    Like or Dislike: Thumb up 7 Thumb down 2

  10. Just nutha... says:

    And, while perhaps the First Black President ought to do more to reshape the landscape and remove those historical barriers,

    I truly wish that I lived in the same America that you do James. It must be a wonderful place full of unicorns and other amazing things. Alas, in the America that I live in “the First Black President” has to fight with a recalcitrant GOP cohort in Congress to even get the debt ceiling raised, let alone “reshape the landscape and remove those historical barriers.”

    Like or Dislike: Thumb up 4 Thumb down 1

  11. Stonetools says:

    @James Pearce:

    This may be hyperbole, but contrast it with the conservative position on black America, which is :

    “300 years of slavery, followed by 100 years of Jim Crow, plus continuing discrimination today?
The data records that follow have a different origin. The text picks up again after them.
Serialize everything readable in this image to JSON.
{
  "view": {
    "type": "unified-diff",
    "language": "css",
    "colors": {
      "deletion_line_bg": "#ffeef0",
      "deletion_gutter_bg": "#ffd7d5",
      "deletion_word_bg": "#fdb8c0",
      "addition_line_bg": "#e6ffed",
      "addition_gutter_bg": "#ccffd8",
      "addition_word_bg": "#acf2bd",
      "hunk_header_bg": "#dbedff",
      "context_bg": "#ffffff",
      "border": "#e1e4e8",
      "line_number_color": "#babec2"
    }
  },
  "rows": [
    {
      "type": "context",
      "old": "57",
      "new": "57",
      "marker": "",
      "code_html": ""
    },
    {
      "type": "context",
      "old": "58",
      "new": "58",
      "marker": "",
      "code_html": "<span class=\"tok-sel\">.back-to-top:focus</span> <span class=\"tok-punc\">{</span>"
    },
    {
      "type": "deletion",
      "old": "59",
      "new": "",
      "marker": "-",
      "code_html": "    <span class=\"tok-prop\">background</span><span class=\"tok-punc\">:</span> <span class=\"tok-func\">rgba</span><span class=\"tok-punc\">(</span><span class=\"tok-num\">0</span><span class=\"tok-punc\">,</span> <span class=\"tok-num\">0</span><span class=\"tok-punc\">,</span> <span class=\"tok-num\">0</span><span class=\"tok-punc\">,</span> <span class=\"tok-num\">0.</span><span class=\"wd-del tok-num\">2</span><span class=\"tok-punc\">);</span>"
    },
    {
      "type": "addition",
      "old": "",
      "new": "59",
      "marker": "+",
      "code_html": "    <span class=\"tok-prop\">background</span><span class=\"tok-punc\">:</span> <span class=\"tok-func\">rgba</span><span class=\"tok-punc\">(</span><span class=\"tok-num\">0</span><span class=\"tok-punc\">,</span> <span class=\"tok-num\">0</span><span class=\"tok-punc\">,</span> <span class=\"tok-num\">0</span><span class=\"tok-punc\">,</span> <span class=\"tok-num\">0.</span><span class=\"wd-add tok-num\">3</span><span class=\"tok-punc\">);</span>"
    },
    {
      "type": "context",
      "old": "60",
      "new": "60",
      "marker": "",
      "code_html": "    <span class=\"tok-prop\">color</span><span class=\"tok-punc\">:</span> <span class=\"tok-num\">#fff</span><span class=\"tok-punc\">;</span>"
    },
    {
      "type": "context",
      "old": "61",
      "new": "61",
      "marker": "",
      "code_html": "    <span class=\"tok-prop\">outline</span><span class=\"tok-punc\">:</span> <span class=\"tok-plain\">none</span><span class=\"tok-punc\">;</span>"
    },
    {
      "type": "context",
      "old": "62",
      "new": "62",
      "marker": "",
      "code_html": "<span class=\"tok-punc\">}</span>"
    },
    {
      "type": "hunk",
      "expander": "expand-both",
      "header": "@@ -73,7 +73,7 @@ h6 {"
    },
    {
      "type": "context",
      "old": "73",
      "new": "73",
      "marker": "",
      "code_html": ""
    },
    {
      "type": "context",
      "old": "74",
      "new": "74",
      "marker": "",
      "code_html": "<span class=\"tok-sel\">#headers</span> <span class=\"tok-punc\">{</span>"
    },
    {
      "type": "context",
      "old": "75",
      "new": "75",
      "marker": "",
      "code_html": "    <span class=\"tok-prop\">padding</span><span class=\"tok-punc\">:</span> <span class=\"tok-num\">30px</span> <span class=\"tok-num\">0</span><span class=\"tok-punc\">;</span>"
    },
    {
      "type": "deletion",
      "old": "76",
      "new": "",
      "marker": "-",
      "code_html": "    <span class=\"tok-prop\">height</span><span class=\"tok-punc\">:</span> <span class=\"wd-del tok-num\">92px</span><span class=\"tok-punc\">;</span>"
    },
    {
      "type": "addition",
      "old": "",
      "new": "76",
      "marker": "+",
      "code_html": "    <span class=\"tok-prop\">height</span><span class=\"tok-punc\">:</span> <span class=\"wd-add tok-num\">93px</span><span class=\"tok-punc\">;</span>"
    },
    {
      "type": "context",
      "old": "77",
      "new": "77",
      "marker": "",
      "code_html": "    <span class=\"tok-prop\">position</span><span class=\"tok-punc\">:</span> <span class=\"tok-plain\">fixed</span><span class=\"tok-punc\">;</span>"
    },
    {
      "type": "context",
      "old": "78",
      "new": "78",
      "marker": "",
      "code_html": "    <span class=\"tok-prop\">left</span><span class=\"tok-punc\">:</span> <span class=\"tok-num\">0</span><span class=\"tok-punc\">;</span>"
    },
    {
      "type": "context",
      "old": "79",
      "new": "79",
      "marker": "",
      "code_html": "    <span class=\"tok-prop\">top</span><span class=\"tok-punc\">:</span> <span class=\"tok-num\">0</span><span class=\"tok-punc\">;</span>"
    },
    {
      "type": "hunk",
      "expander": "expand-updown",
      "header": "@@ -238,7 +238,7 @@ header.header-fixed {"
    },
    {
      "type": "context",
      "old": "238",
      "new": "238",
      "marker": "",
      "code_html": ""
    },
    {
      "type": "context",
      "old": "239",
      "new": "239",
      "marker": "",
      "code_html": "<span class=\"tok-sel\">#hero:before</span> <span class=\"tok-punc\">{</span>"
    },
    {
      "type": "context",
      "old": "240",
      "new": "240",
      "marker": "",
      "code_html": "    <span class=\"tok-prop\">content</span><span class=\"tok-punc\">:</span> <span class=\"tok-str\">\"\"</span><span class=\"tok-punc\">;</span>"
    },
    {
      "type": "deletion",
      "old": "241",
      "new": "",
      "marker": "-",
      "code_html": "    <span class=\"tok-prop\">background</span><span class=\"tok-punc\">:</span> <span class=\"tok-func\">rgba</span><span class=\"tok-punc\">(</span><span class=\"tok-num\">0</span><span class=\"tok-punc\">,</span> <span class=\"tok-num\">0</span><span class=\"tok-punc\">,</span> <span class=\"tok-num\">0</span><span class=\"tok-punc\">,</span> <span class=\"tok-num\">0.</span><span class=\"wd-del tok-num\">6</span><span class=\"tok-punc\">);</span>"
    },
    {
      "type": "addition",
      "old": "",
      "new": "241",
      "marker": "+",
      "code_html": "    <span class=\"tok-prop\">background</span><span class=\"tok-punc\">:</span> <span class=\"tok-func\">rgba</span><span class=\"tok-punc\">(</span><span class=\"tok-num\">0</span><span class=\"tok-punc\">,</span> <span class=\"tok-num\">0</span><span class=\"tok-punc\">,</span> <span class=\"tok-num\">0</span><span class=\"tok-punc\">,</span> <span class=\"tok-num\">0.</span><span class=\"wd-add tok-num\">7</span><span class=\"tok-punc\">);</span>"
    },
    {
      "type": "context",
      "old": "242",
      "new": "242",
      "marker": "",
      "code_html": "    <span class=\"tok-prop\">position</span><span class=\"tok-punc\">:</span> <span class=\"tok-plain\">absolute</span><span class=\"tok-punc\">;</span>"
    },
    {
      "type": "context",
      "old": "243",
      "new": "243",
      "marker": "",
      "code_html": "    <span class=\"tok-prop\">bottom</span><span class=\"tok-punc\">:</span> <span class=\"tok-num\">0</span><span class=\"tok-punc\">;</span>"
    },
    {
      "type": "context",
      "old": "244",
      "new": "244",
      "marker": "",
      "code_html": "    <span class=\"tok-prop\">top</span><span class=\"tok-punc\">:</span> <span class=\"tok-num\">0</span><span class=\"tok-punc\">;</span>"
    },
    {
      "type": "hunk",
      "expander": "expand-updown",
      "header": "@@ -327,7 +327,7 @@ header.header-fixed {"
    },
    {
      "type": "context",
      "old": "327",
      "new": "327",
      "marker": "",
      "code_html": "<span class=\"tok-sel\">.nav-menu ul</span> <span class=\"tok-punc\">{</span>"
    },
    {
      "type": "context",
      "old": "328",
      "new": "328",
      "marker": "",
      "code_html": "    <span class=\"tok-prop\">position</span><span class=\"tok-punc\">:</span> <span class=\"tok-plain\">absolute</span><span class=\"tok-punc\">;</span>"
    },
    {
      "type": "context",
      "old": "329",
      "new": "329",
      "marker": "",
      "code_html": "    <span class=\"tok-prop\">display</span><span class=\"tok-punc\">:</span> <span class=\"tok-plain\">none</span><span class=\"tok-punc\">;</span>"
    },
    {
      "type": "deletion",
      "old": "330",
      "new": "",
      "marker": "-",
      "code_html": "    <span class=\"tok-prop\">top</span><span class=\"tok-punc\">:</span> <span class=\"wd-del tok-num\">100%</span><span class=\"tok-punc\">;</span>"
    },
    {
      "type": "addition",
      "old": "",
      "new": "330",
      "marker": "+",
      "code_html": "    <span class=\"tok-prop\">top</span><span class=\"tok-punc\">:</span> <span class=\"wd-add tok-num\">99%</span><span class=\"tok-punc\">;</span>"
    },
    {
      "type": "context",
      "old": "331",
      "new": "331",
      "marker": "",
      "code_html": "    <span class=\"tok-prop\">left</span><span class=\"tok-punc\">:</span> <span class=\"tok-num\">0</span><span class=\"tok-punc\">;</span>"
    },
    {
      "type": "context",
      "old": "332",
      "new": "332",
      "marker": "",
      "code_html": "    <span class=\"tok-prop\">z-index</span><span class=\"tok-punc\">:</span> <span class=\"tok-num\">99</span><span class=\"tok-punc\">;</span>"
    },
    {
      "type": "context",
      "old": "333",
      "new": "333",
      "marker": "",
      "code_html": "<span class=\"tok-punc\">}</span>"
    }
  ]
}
Pshaw! The only problem with black America today is that these lazy, shiftless Negroes don’t want to work and are always looking for a handout!”

    A better statement of the argument is that MOST of the problem with black America has to do with white supremacy and other structural problems that can’t be solved by simply exhorting black Americans to “strive!” Lots of them already are striving.

    Like or Dislike: Thumb up 2 Thumb down 1

  12. James Joyner says:

    @Just nutha…: I’m summarizing Ta-Nehisi Coates’ position there. I fully concur that Obama’s ability to do much of anything has been constrained by recalcitrant Republicans. But It’s not as if he has fought and lost big battles on this issue. He really hasn’t engaged at all, except on the margins of things like the Gates arrest and the Martin-Zimmerman case.

    Like or Dislike: Thumb up 3 Thumb down 0

  13. bill says:

    @wr: you don’t know who “my people” are or what rules they laid down, your “profiling” for some reason. my gf’s black, does that count?
    aside from that- where i grew up and with whom is something you have no clue about, keep that lame and tired race card in the deck.
    obama was not cut out to “preside” and that’s reason #1 why he’ll be remembered as a mediocre president. his inability to “reach across the aisle” let alone be “transparent” are a major reason for his failures. the biggest clue to what he’s doing now should have come from his performance in his first debate with romney- he looked and acted like he didn’t want to be there let alone do 4 more years.
    that’s not racist, it’s realist!

    Like or Dislike: Thumb up 0 Thumb down 1

  14. Grewgills says:

    @bill:

    seems hollow at best. obama is half black/white

    In the US if you look black you are treated as black. You should realize this more than most, given your romantic relationship. You should also realize that most people that are black in America are not of 100% African decent, yet they are all treated as black. Ask your GF if you doubt this.

    (until mitt romney had his mother killed)

    Where did this come from?

    he had very little “black experience” in life aside from an absentee father.

    Admittedly Hawaii is a very different place to be raised than the mainland as far as racial concerns go, but he did move to the mainland for college and from that point forward was seen as black. This also ignores the community organizing work he did that has been so disparaged by people on the right.

    you people who put an extra burden on him are as bad or worse than all the affirmative action apologists, get a life.

    There is a rather significant difference between putting a burden on someone and recognizing a burden on someone.

    his inability to “reach across the aisle”

    Really? Placing the complete intransigence of the Republicans on him is beyond dishonest. From before he was inaugurated the stated goal of the Republican leadership was no compromise period.

    Like or Dislike: Thumb up 4 Thumb down 1